Description See "Narrative impact" above. This was a follow-on project and therefore did not aim to make new scientific discoveries.
Exploitation Route Via a project to explain the surface chemistry that gives rise to parylene patterning and thus the route to a reliable, high-yield process that could be tuned to different cell types.
Sectors Agriculture, Food and Drink,Healthcare,Pharmaceuticals and Medical Biotechnology

Description The primary finding was that potential industrial users felt they needed the patterning technique to be fully understood scientifically (ie why do cells pattern on parylene?) in order to develop a controllable and high-yield process. As a result, no users took the work forward and the team submitted a proposal to EPSRC to build this understanding. The proposal was not funded and this work is currently stalled.
First Year Of Impact 2009
Impact Types Economic

Description University of Auckland 
Organisation University of Auckland
Country New Zealand 
Sector Academic/University 
PI Contribution Dr. Charles Unsworth was funded to travel and work in Edinburgh and this collaboration has generated a long-term sustainable partnership between the Universities of Edinburgh and Aukland.

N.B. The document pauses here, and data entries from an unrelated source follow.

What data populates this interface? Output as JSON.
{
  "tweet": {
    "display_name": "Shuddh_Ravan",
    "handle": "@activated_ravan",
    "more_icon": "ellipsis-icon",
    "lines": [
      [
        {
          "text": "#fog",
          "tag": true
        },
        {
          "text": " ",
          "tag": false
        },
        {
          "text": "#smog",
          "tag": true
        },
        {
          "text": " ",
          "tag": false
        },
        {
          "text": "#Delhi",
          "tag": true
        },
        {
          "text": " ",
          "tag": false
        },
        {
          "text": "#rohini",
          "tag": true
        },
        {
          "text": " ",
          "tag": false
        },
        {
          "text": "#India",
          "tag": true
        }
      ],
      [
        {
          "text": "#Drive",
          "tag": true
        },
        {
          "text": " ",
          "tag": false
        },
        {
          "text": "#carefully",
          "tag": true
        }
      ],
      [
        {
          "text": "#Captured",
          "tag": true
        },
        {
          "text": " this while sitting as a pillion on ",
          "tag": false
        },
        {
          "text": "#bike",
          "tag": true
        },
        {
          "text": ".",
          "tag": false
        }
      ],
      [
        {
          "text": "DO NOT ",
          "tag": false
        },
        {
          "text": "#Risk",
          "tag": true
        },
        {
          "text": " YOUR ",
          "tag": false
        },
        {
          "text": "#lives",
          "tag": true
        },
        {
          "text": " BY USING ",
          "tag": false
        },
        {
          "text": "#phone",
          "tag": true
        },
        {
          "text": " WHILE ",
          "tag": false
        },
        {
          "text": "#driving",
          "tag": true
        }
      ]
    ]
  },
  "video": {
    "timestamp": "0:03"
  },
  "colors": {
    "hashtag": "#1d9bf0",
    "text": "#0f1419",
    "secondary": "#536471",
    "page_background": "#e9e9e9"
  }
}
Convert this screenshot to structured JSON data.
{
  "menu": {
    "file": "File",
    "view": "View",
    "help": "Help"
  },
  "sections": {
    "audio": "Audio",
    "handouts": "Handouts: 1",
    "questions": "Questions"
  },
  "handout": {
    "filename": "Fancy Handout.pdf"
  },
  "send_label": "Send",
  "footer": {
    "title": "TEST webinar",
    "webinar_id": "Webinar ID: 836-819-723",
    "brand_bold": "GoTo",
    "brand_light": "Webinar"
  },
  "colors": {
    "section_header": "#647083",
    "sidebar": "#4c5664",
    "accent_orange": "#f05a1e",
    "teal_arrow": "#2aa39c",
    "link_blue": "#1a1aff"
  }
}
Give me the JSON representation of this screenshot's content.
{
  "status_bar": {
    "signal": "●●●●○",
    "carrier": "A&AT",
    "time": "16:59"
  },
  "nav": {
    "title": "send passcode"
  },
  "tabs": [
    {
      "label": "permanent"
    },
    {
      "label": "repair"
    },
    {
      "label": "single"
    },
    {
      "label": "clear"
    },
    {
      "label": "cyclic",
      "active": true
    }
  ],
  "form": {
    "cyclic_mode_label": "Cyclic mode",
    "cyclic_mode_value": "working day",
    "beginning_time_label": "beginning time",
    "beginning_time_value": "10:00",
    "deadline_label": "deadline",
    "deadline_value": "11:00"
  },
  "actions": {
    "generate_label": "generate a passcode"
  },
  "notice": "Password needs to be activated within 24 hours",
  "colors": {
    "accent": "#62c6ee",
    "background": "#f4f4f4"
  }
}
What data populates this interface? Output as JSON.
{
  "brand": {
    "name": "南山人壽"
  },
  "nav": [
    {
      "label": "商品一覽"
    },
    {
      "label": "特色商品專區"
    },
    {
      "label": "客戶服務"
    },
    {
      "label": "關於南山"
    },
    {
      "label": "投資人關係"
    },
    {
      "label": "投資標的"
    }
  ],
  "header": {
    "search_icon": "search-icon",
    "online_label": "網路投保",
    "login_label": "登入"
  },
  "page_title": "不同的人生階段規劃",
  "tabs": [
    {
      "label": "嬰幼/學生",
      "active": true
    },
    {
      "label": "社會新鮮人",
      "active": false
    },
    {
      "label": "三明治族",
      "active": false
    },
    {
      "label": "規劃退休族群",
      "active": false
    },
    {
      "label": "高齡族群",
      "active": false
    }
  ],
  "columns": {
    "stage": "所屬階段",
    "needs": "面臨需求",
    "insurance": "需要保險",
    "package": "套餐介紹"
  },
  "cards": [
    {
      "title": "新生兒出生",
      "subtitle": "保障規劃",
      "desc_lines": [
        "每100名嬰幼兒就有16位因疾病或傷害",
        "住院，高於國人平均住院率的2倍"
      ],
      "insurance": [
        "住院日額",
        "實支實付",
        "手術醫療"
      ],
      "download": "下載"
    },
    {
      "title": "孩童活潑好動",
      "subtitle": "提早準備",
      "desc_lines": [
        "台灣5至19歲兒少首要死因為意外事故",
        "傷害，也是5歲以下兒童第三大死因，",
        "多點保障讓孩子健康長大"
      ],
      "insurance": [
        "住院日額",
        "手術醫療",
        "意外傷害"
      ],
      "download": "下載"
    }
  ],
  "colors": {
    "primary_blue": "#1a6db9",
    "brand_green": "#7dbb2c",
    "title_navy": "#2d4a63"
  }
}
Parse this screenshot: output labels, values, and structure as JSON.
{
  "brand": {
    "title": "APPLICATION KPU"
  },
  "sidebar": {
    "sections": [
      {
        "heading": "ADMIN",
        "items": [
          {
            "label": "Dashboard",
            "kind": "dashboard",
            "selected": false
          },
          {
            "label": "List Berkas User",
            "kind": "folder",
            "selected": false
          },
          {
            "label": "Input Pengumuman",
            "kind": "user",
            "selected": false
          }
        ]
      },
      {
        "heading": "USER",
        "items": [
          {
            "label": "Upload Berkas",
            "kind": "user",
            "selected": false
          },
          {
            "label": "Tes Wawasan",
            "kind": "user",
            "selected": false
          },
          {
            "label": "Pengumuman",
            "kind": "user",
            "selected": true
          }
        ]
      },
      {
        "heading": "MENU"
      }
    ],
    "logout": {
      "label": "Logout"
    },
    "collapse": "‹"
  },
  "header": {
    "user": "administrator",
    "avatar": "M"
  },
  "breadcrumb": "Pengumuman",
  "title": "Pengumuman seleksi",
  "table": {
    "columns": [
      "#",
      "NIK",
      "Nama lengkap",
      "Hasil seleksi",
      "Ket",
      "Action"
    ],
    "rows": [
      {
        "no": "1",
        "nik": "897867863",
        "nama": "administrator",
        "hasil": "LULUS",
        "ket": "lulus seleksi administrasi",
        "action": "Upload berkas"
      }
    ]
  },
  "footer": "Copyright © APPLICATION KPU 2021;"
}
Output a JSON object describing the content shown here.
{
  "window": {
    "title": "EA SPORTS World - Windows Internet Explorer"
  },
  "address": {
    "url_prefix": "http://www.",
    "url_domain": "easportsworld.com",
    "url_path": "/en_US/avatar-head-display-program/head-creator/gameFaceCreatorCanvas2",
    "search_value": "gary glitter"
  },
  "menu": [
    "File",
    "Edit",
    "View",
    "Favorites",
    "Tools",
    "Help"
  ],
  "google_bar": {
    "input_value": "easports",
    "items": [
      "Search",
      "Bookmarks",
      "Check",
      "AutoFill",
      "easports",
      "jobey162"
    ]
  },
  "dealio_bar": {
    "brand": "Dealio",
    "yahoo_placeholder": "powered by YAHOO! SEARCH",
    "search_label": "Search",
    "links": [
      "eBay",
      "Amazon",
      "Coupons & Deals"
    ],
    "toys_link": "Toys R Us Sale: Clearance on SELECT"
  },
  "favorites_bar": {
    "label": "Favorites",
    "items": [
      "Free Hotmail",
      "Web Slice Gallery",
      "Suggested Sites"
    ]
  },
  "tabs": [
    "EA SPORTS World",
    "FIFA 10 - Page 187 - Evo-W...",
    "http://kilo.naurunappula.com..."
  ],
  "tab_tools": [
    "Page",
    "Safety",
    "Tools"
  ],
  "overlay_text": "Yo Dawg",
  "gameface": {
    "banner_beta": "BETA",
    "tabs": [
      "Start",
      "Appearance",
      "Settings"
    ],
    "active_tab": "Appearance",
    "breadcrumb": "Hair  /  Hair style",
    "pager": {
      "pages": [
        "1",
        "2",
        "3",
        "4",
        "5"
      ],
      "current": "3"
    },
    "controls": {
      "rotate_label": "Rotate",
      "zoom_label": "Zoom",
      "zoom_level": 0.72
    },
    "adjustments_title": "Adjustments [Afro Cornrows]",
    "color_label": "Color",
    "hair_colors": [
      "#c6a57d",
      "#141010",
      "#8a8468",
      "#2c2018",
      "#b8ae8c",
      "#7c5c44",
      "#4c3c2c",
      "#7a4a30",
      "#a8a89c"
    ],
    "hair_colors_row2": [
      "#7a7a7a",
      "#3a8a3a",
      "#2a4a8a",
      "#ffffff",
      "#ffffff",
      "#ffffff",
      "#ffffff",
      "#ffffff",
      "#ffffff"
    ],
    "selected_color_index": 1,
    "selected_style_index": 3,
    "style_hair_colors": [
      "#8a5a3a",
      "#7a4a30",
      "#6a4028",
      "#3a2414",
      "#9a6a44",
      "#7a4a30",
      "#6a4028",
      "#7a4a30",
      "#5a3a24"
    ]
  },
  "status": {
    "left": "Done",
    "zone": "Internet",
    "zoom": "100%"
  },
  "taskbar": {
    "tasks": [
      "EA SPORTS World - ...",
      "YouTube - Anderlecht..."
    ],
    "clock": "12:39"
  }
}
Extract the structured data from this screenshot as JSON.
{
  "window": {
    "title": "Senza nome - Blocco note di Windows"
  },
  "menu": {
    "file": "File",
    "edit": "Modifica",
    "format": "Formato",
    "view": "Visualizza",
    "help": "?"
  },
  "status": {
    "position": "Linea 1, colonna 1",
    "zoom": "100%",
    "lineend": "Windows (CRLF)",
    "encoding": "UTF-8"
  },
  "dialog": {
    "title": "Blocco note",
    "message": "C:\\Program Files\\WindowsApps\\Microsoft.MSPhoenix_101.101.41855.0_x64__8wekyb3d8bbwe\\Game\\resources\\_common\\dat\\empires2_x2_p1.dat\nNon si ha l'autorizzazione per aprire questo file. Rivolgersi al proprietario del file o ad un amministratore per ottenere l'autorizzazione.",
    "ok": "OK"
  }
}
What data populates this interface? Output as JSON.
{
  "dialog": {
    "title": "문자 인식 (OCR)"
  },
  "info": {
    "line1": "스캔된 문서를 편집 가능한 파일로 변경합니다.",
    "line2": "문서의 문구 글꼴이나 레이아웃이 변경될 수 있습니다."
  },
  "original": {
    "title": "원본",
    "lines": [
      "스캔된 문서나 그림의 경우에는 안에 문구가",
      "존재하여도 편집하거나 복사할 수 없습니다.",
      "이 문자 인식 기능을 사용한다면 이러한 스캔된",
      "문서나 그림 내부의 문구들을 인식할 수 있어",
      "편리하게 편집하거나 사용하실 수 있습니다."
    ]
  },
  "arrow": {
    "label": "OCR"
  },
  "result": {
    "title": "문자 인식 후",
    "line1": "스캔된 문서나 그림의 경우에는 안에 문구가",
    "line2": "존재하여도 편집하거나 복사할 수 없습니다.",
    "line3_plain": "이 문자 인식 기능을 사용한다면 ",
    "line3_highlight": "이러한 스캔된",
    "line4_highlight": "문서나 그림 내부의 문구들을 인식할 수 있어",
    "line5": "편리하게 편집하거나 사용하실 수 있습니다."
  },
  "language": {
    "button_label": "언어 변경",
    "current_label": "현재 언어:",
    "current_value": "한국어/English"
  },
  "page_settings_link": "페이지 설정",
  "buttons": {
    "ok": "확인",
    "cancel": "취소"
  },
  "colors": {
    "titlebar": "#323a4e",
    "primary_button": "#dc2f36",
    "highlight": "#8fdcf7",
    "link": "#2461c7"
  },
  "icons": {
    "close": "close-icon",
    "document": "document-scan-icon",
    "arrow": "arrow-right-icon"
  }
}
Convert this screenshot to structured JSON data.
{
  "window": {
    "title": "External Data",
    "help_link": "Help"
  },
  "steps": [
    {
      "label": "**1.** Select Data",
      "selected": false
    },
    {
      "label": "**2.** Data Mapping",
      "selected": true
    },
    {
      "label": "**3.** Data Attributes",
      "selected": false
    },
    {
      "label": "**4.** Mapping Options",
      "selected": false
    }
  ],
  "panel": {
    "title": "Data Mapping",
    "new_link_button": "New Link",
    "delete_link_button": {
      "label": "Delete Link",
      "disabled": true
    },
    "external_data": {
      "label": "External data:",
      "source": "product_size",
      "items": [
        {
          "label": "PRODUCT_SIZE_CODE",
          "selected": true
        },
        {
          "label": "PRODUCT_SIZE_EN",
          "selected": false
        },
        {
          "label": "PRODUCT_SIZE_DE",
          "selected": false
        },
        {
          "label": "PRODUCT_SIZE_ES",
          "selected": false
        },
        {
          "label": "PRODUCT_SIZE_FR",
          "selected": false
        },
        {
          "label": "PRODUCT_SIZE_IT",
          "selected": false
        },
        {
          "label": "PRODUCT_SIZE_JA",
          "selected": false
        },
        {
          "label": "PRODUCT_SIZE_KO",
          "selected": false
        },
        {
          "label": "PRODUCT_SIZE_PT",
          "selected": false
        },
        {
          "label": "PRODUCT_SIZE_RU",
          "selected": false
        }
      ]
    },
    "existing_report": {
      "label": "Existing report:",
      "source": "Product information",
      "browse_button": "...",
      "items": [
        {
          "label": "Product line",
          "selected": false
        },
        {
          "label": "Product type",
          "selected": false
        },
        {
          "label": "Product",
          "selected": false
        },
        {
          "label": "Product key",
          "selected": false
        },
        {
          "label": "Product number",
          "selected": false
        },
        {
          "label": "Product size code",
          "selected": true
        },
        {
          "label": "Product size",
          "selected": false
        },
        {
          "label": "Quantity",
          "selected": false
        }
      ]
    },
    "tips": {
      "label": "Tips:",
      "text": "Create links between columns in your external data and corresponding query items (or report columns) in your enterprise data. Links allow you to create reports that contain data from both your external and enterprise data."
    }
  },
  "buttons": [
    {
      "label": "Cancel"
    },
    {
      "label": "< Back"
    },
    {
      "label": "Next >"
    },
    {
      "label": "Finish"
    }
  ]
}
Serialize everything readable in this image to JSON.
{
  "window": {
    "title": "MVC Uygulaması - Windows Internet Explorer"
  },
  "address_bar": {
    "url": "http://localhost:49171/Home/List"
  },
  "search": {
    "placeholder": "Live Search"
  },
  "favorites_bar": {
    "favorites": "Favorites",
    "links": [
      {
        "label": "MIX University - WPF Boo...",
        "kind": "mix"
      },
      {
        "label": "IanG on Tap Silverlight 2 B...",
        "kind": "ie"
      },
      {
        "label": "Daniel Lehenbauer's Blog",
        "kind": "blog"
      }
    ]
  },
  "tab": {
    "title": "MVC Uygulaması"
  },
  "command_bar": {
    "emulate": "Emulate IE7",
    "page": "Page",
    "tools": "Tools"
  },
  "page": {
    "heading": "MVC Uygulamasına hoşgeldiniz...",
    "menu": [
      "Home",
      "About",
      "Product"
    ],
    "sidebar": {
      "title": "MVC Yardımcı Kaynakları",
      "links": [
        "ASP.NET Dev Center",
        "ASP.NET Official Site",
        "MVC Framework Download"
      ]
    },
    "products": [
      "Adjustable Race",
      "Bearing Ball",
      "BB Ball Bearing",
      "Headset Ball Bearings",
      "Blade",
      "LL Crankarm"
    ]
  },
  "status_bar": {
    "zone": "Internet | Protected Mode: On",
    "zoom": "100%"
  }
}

Collaborator Contribution Dr Unsworth manufactured silicon substrates for patterning in Edinburgh and subsequently collaborated with medical researchers in Auckland to show that human cells can be patterned on these substrates.
Impact Many research papers and an EPSRC proposal (unfunded) to better understand the mechanism behind cell patterning by parylene on silicon.
Start Year 2009
Title Cell patterning 
IP Reference GB0820572.6 
Protection Patent application published
Year Protection Granted
Licensed No